Disclosures: The authors report no relevant financial disclosures.

Rafael Escamilla
Rafael F. Escamilla

Results showed glenohumeral internal rotation loss, glenohumeral external rotation gain and total rotational motion deficit may be related to increased medial ulnar collateral ligament injury risk among baseball pitchers.

Rafael F. Escamilla, PhD, PT, CSCS, and colleagues matched 108 male high school, college and professional baseball pitchers with medial UCL injury with 108 baseball pitchers without medial UCL injury according to number, level of play and age. Researchers measured bilateral shoulder passive internal rotation/external rotation and calculated glenohumeral internal rotation loss, glenohumeral external rotation gain, total rotational motion and total rotational motion deficit.

Results showed pitchers with medial UCL injury had more glenohumeral internal rotation loss, glenohumeral external rotation gain and total rotational motion deficit.
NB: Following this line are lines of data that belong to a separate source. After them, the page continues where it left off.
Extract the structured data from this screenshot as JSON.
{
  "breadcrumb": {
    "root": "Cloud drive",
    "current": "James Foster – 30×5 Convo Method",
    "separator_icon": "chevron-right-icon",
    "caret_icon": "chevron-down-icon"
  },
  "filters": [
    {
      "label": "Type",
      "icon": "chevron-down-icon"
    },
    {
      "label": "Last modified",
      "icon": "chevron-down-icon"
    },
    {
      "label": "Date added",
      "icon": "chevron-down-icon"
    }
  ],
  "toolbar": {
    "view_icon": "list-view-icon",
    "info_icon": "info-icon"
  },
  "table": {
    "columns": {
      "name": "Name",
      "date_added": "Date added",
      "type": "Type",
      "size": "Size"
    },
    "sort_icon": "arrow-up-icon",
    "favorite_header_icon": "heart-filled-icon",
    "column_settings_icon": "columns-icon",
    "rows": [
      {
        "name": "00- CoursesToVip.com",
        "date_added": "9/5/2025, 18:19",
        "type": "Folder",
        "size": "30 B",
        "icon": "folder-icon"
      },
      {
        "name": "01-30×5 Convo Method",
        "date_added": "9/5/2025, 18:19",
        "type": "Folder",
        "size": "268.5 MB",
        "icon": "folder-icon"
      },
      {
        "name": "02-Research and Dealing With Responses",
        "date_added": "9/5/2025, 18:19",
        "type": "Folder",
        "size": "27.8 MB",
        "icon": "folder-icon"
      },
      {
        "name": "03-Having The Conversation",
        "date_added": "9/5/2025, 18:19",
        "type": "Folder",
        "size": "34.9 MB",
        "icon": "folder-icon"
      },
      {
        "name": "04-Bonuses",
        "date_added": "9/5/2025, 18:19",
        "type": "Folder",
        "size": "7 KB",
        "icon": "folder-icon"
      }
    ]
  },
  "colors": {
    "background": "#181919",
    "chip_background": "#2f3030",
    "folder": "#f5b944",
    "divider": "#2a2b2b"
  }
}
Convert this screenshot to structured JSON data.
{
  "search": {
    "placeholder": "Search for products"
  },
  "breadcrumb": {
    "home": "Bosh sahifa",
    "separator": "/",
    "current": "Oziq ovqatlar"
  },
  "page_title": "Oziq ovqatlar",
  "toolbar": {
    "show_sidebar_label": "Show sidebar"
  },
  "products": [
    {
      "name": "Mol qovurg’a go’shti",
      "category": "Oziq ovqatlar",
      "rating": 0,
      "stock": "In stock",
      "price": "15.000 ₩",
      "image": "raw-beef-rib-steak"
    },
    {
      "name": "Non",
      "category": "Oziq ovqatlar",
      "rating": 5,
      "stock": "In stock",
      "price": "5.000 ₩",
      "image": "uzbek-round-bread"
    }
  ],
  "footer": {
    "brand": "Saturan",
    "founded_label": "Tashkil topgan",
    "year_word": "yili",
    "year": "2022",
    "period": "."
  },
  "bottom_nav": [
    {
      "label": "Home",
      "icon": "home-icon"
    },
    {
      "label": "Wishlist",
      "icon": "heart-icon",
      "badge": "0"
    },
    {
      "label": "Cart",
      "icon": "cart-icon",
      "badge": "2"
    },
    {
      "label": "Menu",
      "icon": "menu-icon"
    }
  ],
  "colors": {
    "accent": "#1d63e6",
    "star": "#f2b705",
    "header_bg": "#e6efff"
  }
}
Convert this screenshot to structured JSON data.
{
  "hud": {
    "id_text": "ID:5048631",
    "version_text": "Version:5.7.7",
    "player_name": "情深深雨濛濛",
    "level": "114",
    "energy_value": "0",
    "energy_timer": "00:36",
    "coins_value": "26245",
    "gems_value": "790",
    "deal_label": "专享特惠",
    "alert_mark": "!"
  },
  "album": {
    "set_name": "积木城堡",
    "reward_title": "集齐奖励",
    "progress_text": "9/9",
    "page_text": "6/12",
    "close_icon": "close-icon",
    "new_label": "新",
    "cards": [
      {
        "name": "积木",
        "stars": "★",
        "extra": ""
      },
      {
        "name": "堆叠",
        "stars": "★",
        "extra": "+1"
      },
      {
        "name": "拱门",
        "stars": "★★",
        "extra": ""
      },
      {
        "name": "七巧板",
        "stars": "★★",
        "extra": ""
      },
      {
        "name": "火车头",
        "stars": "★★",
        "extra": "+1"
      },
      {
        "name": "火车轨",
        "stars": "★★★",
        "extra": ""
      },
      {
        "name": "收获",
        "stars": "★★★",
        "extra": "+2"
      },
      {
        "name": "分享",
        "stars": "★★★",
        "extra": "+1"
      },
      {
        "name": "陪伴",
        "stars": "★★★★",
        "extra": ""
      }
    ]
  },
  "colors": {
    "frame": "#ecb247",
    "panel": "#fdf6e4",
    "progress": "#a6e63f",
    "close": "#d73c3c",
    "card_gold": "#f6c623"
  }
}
Researchers found a glenohumeral internal rotation loss greater than 18° in approximately 60% of pitchers in the medial UCL injury group vs. approximately 30% of pitchers in the control group for all pitching levels. Approximately 60% of pitchers in the medial UCL injury group and approximately 50% of pitchers in the control group had total rotational motion deficit greater than 5°, according to results. For glenohumeral internal rotation loss, glenohumeral external rotation gain, total rotational motion deficit and throwing shoulder external rotation, internal rotation and total rotational motion, researchers found no differences among high school, college and professional pitchers.

“Greater [glenohumeral internal rotation loss] GIRLoss and [total rotational motion deficit] TRMD in [medial UCL] MUCL-injured pitchers compared to uninjured pitchers implies these variables may be related to increased MUCL injury risk, especially since GIRLoss greater than 18° and TRMD greater than 5° demonstrate an increased MUCL injury risk,” Escamilla told Healio.com/Orthopedics. “Shoulder rotational motion and deficits do not vary among [high school] HS, [college] COLL and [professional] PRO levels of pitchers.” – by Casey Tingle

 

Disclosures: The authors report no relevant financial disclosures.

    Perspective
    Mark Schickendantz

    Mark Schickendantz

    This represents the best study to date on the subject of the relationship between shoulder range of motion and medial UCL injury. The data suggest that excessive loss of glenohumeral internal rotation, excessive gain of external rotation and excessive loss of total range of motion are correlated to an increased risk of medial UCL injury in baseball pitchers at the high school, college and professional level. The fact that the authors found no significant differences in any motion measurement across these three groups suggests that these changes in range of motion occur at a young age. 

    The value of these types of studies is in the clinical utility of the data. We don’t know how much of the change in motion in the thrower’s shoulder is attributable to bone and/or soft tissue and thus, can’t say how modifiable these changes might be. Nonetheless, it seems important that players be aware that these motions should be monitored and an effort should be made to at least maintain the motion that they have.

    • Mark Schickendantz, MD
    • Director
      Cleveland Clinic Sports Health Center
      Garfield Heights, Ohio

    Disclosures: Schickendantz reports no relevant financial disclosures.